We're right, you're crazy

This past winter, I attended an area farm conference at which one of the speakers blasted the intelligence and common sense of environmentalists.

By: Jonathan Knutson, Agweek

The rule is perfect: in all matters of opinion our adversaries are insane.

— Mark Twain

This past winter, I attended an area farm conference at which one of the speakers blasted the intelligence and common sense of environmentalists.

The audience, consisting almost entirely of farmers and others involved directly in production agriculture, agreed enthusiastically with everything he said. Nobody shouted, “Amen, brother!,” but a few people probably wanted to.

Afterward, during the question-and-answer session, an audience member told the speaker something along the lines of, “You should be telling this to the environmentalists. You should be speaking at their events.”

The speaker nodded and said something along the lines of, “But they don’t want to hear it.”

Well, let’s not lump together all environmentalists. They have a wide range of beliefs and priorities, just as agriculturalists do. The blanket term “environmentalist” is convenient, but, like all terms of convenience, can obscure instead of enlighten.

Still, the speaker probably was right. Environmentalists with extreme views wouldn’t want to hear his arguments. They’re unlikely to invite him to speak at one of their events.

But it works the other way, too. Do farmers on the Northern Plains, at least ones using conventional agricultural practices, really want to listen to the arguments of an ardent environmentalist? Would aggies consider inviting one to speak at a farm conference?

I’m not saying it couldn’t happen. Maybe it has happened a time or two. But it’s certainly not a common occurrence.

The reality is, most of us hang out with people who share our views and opinions. They say things that reinforce what we already believe. It sure makes life easier.
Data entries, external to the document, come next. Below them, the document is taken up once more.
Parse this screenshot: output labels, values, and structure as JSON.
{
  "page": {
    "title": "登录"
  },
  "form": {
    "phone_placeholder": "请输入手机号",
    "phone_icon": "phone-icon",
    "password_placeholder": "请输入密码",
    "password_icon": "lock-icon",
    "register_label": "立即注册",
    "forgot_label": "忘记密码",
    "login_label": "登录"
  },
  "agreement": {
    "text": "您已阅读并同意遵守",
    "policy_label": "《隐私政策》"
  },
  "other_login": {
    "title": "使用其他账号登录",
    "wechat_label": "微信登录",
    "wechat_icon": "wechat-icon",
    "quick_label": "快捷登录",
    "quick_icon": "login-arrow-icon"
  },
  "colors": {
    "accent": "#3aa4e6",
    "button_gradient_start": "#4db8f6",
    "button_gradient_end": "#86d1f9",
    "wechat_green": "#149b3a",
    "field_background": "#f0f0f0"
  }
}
Trouble is, it encourages name-calling and lack of intellectual curiosity. It can lead to the assumption that people who disagree with us are misguided at best, crazy at worst.
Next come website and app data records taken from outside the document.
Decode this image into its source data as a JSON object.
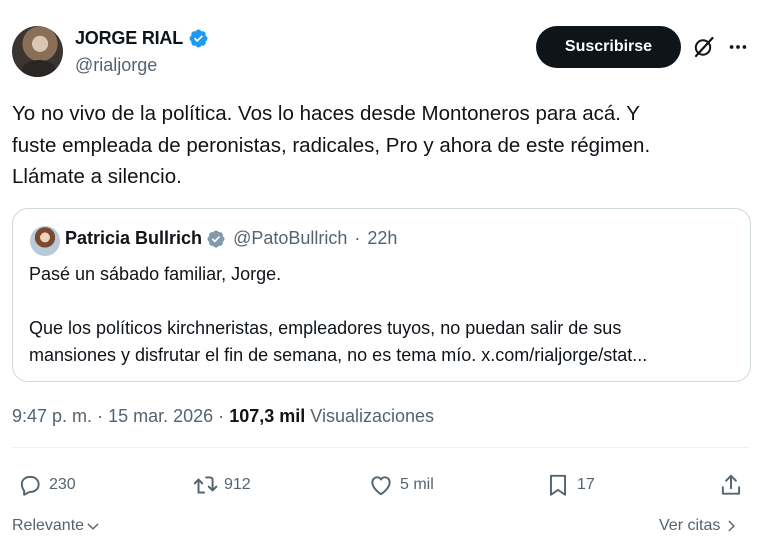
{
  "author": {
    "name": "JORGE RIAL",
    "handle": "@rialjorge",
    "verified_color": "#1d9bf0"
  },
  "header": {
    "subscribe_label": "Suscribirse",
    "grok_icon": "grok-icon",
    "more_icon": "more-icon"
  },
  "tweet": {
    "lines": [
      "Yo no vivo de la política. Vos lo haces desde Montoneros para acá. Y",
      "fuste empleada de peronistas, radicales, Pro y ahora de este régimen.",
      "Llámate a silencio."
    ]
  },
  "quote": {
    "name": "Patricia Bullrich",
    "handle": "@PatoBullrich",
    "separator": "·",
    "time": "22h",
    "verified_color": "#829aab",
    "lines": [
      "Pasé un sábado familiar, Jorge.",
      "Que los políticos kirchneristas, empleadores tuyos, no puedan salir de sus",
      "mansiones y disfrutar el fin de semana, no es tema mío. x.com/rialjorge/stat..."
    ]
  },
  "meta": {
    "time": "9:47 p. m.",
    "date": "15 mar. 2026",
    "sep": "·",
    "views_count": "107,3 mil",
    "views_label": "Visualizaciones"
  },
  "actions": {
    "replies": "230",
    "retweets": "912",
    "likes": "5 mil",
    "bookmarks": "17"
  },
  "footer": {
    "sort_label": "Relevante",
    "quotes_label": "Ver citas"
  }
}
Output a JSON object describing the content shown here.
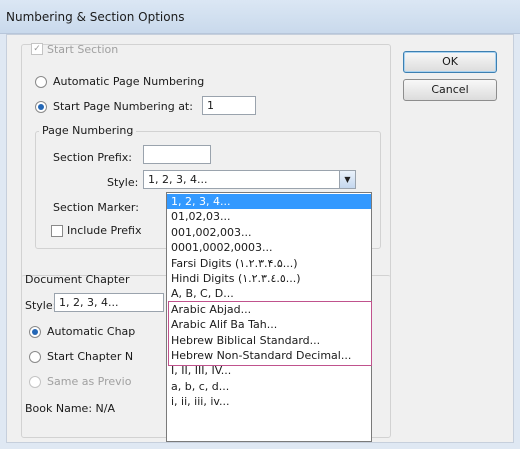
{
  "window": {
    "title": "Numbering & Section Options"
  },
  "buttons": {
    "ok": "OK",
    "cancel": "Cancel"
  },
  "start_section": {
    "label": "Start Section",
    "checked": true,
    "enabled": false
  },
  "numbering": {
    "automatic_label": "Automatic Page Numbering",
    "start_at_label": "Start Page Numbering at:",
    "start_at_value": "1",
    "selected": "start_at"
  },
  "page_numbering": {
    "group_label": "Page Numbering",
    "section_prefix_label": "Section Prefix:",
    "section_prefix_value": "",
    "style_label": "Style:",
    "style_value": "1, 2, 3, 4...",
    "section_marker_label": "Section Marker:",
    "include_prefix_label": "Include Prefix"
  },
  "style_options": [
    "1, 2, 3, 4...",
    "01,02,03...",
    "001,002,003...",
    "0001,0002,0003...",
    "Farsi Digits (١.٢.٣.۴.۵...)",
    "Hindi Digits (١.٢.٣.٤.٥...)",
    "A, B, C, D...",
    "Arabic Abjad...",
    "Arabic Alif Ba Tah...",
    "Hebrew Biblical Standard...",
    "Hebrew Non-Standard Decimal...",
    "I, II, III, IV...",
    "a, b, c, d...",
    "i, ii, iii, iv..."
  ],
  "selected_option_index": 0,
  "document_chapter": {
    "group_label": "Document Chapter",
    "style_label": "Style:",
    "style_value": "1, 2, 3, 4...",
    "automatic_label": "Automatic Chap",
    "start_label": "Start Chapter N",
    "same_as_label": "Same as Previo",
    "book_name": "Book Name: N/A"
  },
  "colors": {
    "selection": "#3399ff",
    "highlight_box": "#c0528d"
  }
}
Really, in all honesty, is an our-adversaries-are-insane outlook a good way to go through life?

Really, in all honesty, shouldn’t we at least try to understand opposing viewpoints?

The so-called “pink slime” controversy is a good example. How many people with a strong stance on the issue have looked carefully at both the pros and cons?

To those of you who have, whichever side of the fence you’re on, my compliments.

Speakers on the other side

I suppose few, if any, ardent environmentalists will read this column. But if that description fits you — and if you have any involvement with organizing conferences for like-minded people — I offer this challenge:

Bring in at least one speaker who will challenge your basic assumptions about modern agriculture.

It works the other way, too. If you’re involved in modern agriculture — and have any involvement with planning conferences for other aggies — bring in at least one speaker to challenge your basic assumptions.

Sure, life is simpler when we listen only to people who share our worldviews. But really, in all honesty, isn’t it healthy to listen occasionally to somebody on the other side of the fence?

Editor's Note: Jonathan Knutson welcomes comments about his column. Mail comments to him at Box 6008, Grand Forks, N.D. 58206-6008. Email him at or phone him at 701-780-1111. Knutson is a staff writer for Agweek.